Breathing motion can affect the ability to accurately target lung tumors during imaging and delivery of radiotherapy. Having the patient hold their breath is a simple and effective strategy for limiting tumor motion. However, some patients cannot hold their breath reproducibly, hence the development of active breathing control to assist the patient in achieving a reproducible, stable breath hold.
At the same time as the development of active breathing control, image-guided radiotherapy became available to help directly target the tumor during treatment. Our lab developed a new concept by combining these two existing strategies: cone beam CT-based image guidance for target localization with active breathing control (machine-induced breath hold) for reducing the impact of respiration.
We developed technology to enable integration of the active breathing control system with imaging and delivery systems on a linear accelerator, and then explored the ability of this system to improve the accuracy of delivery in a clinical imaging study.

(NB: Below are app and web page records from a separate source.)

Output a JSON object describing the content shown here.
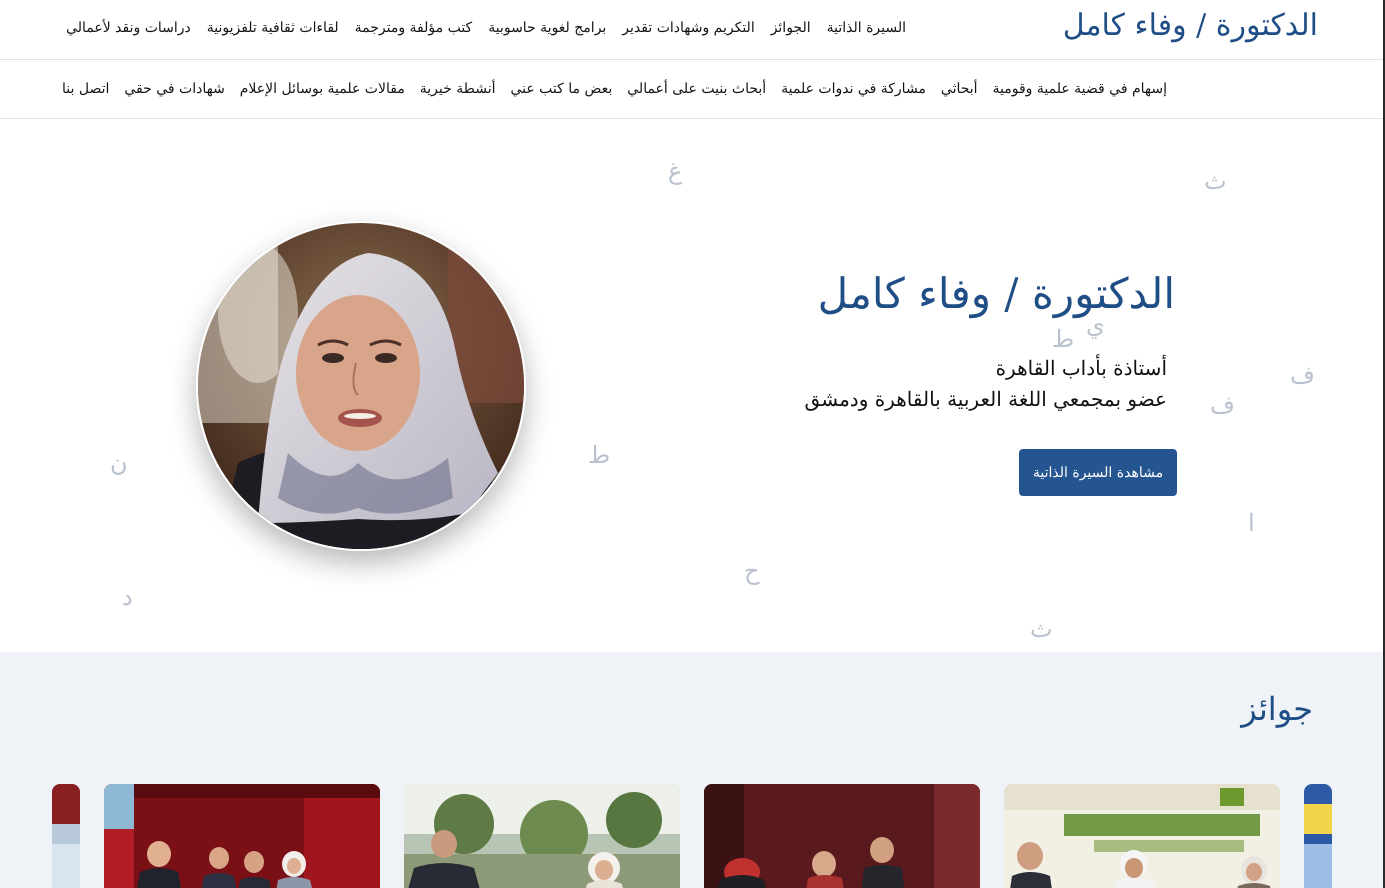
{
  "header": {
    "brand": "الدكتورة / وفاء كامل",
    "nav_primary": [
      {
        "label": "السيرة الذاتية"
      },
      {
        "label": "الجوائز"
      },
      {
        "label": "التكريم وشهادات تقدير"
      },
      {
        "label": "برامج لغوية حاسوبية"
      },
      {
        "label": "كتب مؤلفة ومترجمة"
      },
      {
        "label": "لقاءات ثقافية تلفزيونية"
      },
      {
        "label": "دراسات ونقد لأعمالي"
      }
    ],
    "nav_secondary": [
      {
        "label": "إسهام في قضية علمية وقومية"
      },
      {
        "label": "أبحاثي"
      },
      {
        "label": "مشاركة في ندوات علمية"
      },
      {
        "label": "أبحاث بنيت على أعمالي"
      },
      {
        "label": "بعض ما كتب عني"
      },
      {
        "label": "أنشطة خيرية"
      },
      {
        "label": "مقالات علمية بوسائل الإعلام"
      },
      {
        "label": "شهادات في حقي"
      },
      {
        "label": "اتصل بنا"
      }
    ]
  },
  "hero": {
    "title": "الدكتورة / وفاء كامل",
    "line1": "أستاذة بأداب القاهرة",
    "line2": "عضو بمجمعي اللغة العربية بالقاهرة ودمشق",
    "cv_button_label": "مشاهدة السيرة الذاتية",
    "decor_letters": [
      "غ",
      "ث",
      "ي",
      "ط",
      "ف",
      "ف",
      "ن",
      "ط",
      "ا",
      "ح",
      "د",
      "ث"
    ]
  },
  "awards": {
    "title": "جوائز"
  },
  "colors": {
    "brand": "#1f4e86",
    "button": "#245591",
    "awards_bg": "#eff3f8",
    "decor": "#b9c2ce"
  }
}
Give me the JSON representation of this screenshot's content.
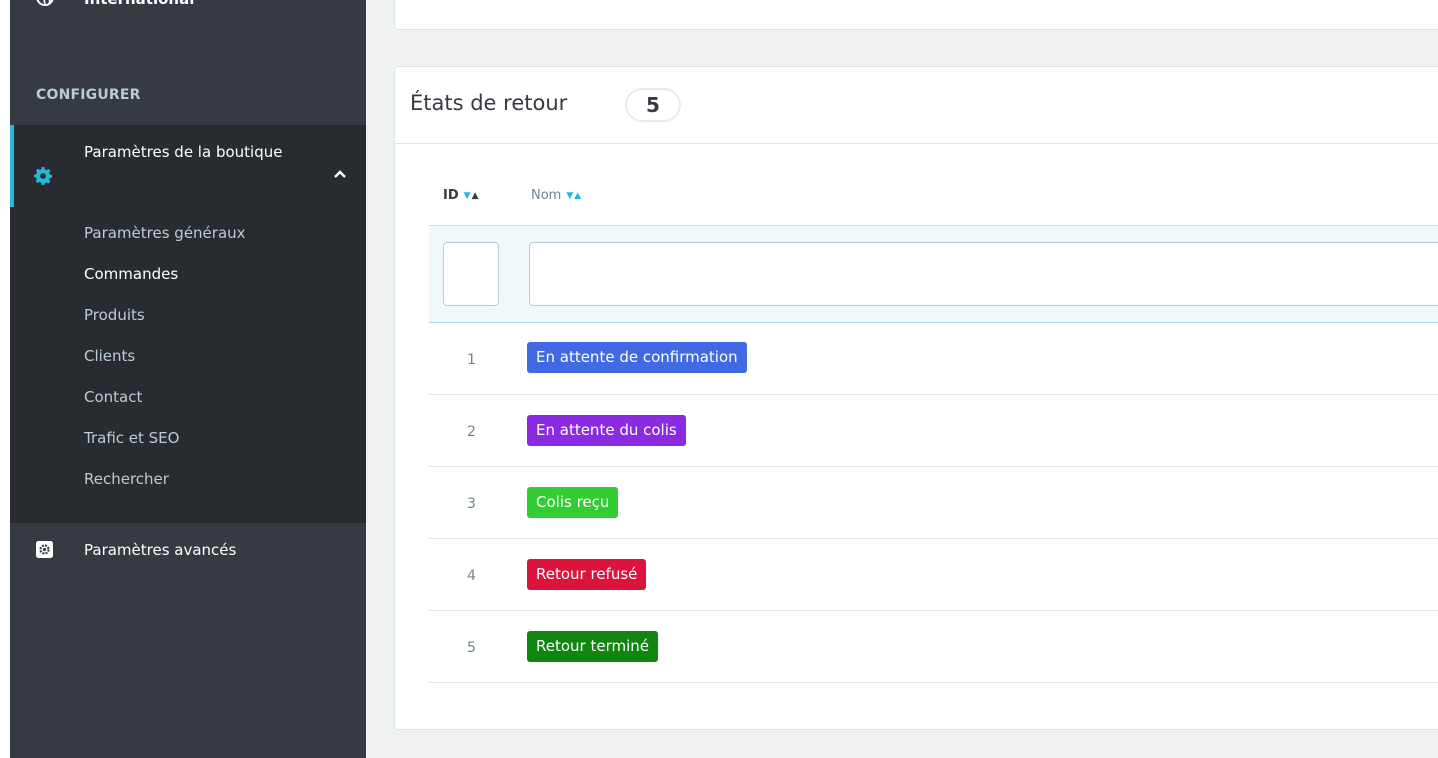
{
  "sidebar": {
    "top_item": {
      "label": "International"
    },
    "section_title": "CONFIGURER",
    "active_group": {
      "label": "Paramètres de la boutique",
      "submenu": [
        {
          "label": "Paramètres généraux",
          "current": false
        },
        {
          "label": "Commandes",
          "current": true
        },
        {
          "label": "Produits",
          "current": false
        },
        {
          "label": "Clients",
          "current": false
        },
        {
          "label": "Contact",
          "current": false
        },
        {
          "label": "Trafic et SEO",
          "current": false
        },
        {
          "label": "Rechercher",
          "current": false
        }
      ]
    },
    "advanced": {
      "label": "Paramètres avancés"
    }
  },
  "panel": {
    "title": "États de retour",
    "count": "5",
    "columns": {
      "id": "ID",
      "nom": "Nom"
    },
    "rows": [
      {
        "id": "1",
        "name": "En attente de confirmation",
        "color": "#4169e1"
      },
      {
        "id": "2",
        "name": "En attente du colis",
        "color": "#8a2be2"
      },
      {
        "id": "3",
        "name": "Colis reçu",
        "color": "#32cd32"
      },
      {
        "id": "4",
        "name": "Retour refusé",
        "color": "#dc143c"
      },
      {
        "id": "5",
        "name": "Retour terminé",
        "color": "#108510"
      }
    ]
  },
  "theme": {
    "sidebar_bg": "#363a41",
    "accent": "#25b9d7"
  }
}
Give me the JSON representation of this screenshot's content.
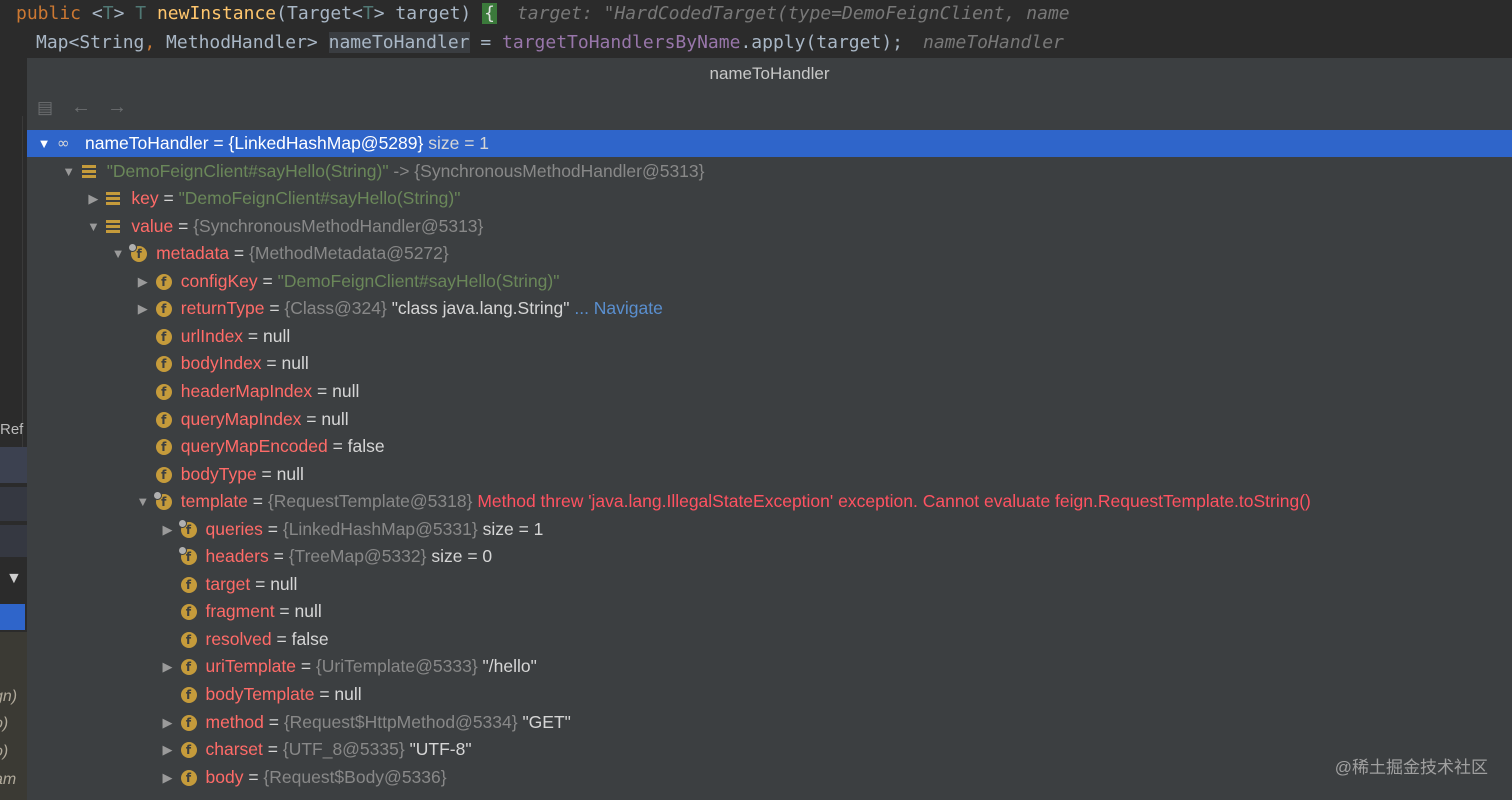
{
  "editor": {
    "line1": {
      "kw_public": "public",
      "lt1": "<",
      "type_T1": "T",
      "gt1": ">",
      "type_T2": "T",
      "method_name": "newInstance",
      "open_paren": "(Target",
      "lt2": "<",
      "type_T3": "T",
      "gt2": ">",
      "param": " target)",
      "brace": "{",
      "hint": "target: \"HardCodedTarget(type=DemoFeignClient, name"
    },
    "line2": {
      "decl": "Map<String",
      "comma": ",",
      "decl2": " MethodHandler> ",
      "var": "nameToHandler",
      "assign": " = ",
      "field": "targetToHandlersByName",
      "call": ".apply(target);",
      "hint": "nameToHandler"
    }
  },
  "left_panel": {
    "ref_label": "Ref",
    "frames": [
      "gn)",
      "o)",
      "o)",
      "am"
    ]
  },
  "popup": {
    "title": "nameToHandler",
    "toolbar": {
      "collapse_icon": "hierarchy-icon",
      "back_icon": "←",
      "forward_icon": "→"
    },
    "rows": [
      {
        "depth": 0,
        "toggle": "expanded",
        "icon": "watch",
        "name": "nameToHandler",
        "eq": " = ",
        "ref": "{LinkedHashMap@5289}",
        "value": "  size = 1",
        "selected": true
      },
      {
        "depth": 1,
        "toggle": "expanded",
        "icon": "entry",
        "str": "\"DemoFeignClient#sayHello(String)\"",
        "ref": " -> {SynchronousMethodHandler@5313}"
      },
      {
        "depth": 2,
        "toggle": "collapsed",
        "icon": "entry",
        "name": "key",
        "eq": " = ",
        "str": "\"DemoFeignClient#sayHello(String)\""
      },
      {
        "depth": 2,
        "toggle": "expanded",
        "icon": "entry",
        "name": "value",
        "eq": " = ",
        "ref": "{SynchronousMethodHandler@5313}"
      },
      {
        "depth": 3,
        "toggle": "expanded",
        "icon": "field-marked",
        "name": "metadata",
        "eq": " = ",
        "ref": "{MethodMetadata@5272}"
      },
      {
        "depth": 4,
        "toggle": "collapsed",
        "icon": "field",
        "name": "configKey",
        "eq": " = ",
        "str": "\"DemoFeignClient#sayHello(String)\""
      },
      {
        "depth": 4,
        "toggle": "collapsed",
        "icon": "field",
        "name": "returnType",
        "eq": " = ",
        "ref": "{Class@324}",
        "value": " \"class java.lang.String\"",
        "nav": " ... Navigate"
      },
      {
        "depth": 4,
        "toggle": "none",
        "icon": "field",
        "name": "urlIndex",
        "eq": " = ",
        "value": "null"
      },
      {
        "depth": 4,
        "toggle": "none",
        "icon": "field",
        "name": "bodyIndex",
        "eq": " = ",
        "value": "null"
      },
      {
        "depth": 4,
        "toggle": "none",
        "icon": "field",
        "name": "headerMapIndex",
        "eq": " = ",
        "value": "null"
      },
      {
        "depth": 4,
        "toggle": "none",
        "icon": "field",
        "name": "queryMapIndex",
        "eq": " = ",
        "value": "null"
      },
      {
        "depth": 4,
        "toggle": "none",
        "icon": "field",
        "name": "queryMapEncoded",
        "eq": " = ",
        "value": "false"
      },
      {
        "depth": 4,
        "toggle": "none",
        "icon": "field",
        "name": "bodyType",
        "eq": " = ",
        "value": "null"
      },
      {
        "depth": 4,
        "toggle": "expanded",
        "icon": "field-marked",
        "name": "template",
        "eq": " = ",
        "ref": "{RequestTemplate@5318}",
        "err": " Method threw 'java.lang.IllegalStateException' exception. Cannot evaluate feign.RequestTemplate.toString()"
      },
      {
        "depth": 5,
        "toggle": "collapsed",
        "icon": "field-marked",
        "name": "queries",
        "eq": " = ",
        "ref": "{LinkedHashMap@5331}",
        "value": "  size = 1"
      },
      {
        "depth": 5,
        "toggle": "none",
        "icon": "field-marked",
        "name": "headers",
        "eq": " = ",
        "ref": "{TreeMap@5332}",
        "value": "  size = 0"
      },
      {
        "depth": 5,
        "toggle": "none",
        "icon": "field",
        "name": "target",
        "eq": " = ",
        "value": "null"
      },
      {
        "depth": 5,
        "toggle": "none",
        "icon": "field",
        "name": "fragment",
        "eq": " = ",
        "value": "null"
      },
      {
        "depth": 5,
        "toggle": "none",
        "icon": "field",
        "name": "resolved",
        "eq": " = ",
        "value": "false"
      },
      {
        "depth": 5,
        "toggle": "collapsed",
        "icon": "field",
        "name": "uriTemplate",
        "eq": " = ",
        "ref": "{UriTemplate@5333}",
        "value": " \"/hello\""
      },
      {
        "depth": 5,
        "toggle": "none",
        "icon": "field",
        "name": "bodyTemplate",
        "eq": " = ",
        "value": "null"
      },
      {
        "depth": 5,
        "toggle": "collapsed",
        "icon": "field",
        "name": "method",
        "eq": " = ",
        "ref": "{Request$HttpMethod@5334}",
        "value": " \"GET\""
      },
      {
        "depth": 5,
        "toggle": "collapsed",
        "icon": "field",
        "name": "charset",
        "eq": " = ",
        "ref": "{UTF_8@5335}",
        "value": " \"UTF-8\""
      },
      {
        "depth": 5,
        "toggle": "collapsed",
        "icon": "field",
        "name": "body",
        "eq": " = ",
        "ref": "{Request$Body@5336}"
      }
    ]
  },
  "watermark": "@稀土掘金技术社区",
  "colors": {
    "selection": "#2f65ca",
    "field_name": "#ff6b68",
    "string": "#6a8759",
    "error": "#ff5261",
    "navigate": "#5a8fcf"
  }
}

This study resulted in a process and equipment that is now in routine clinical practice at VCU and elsewhere.
This project was funded by the National Institutes of Health, Award No. R01CA116249.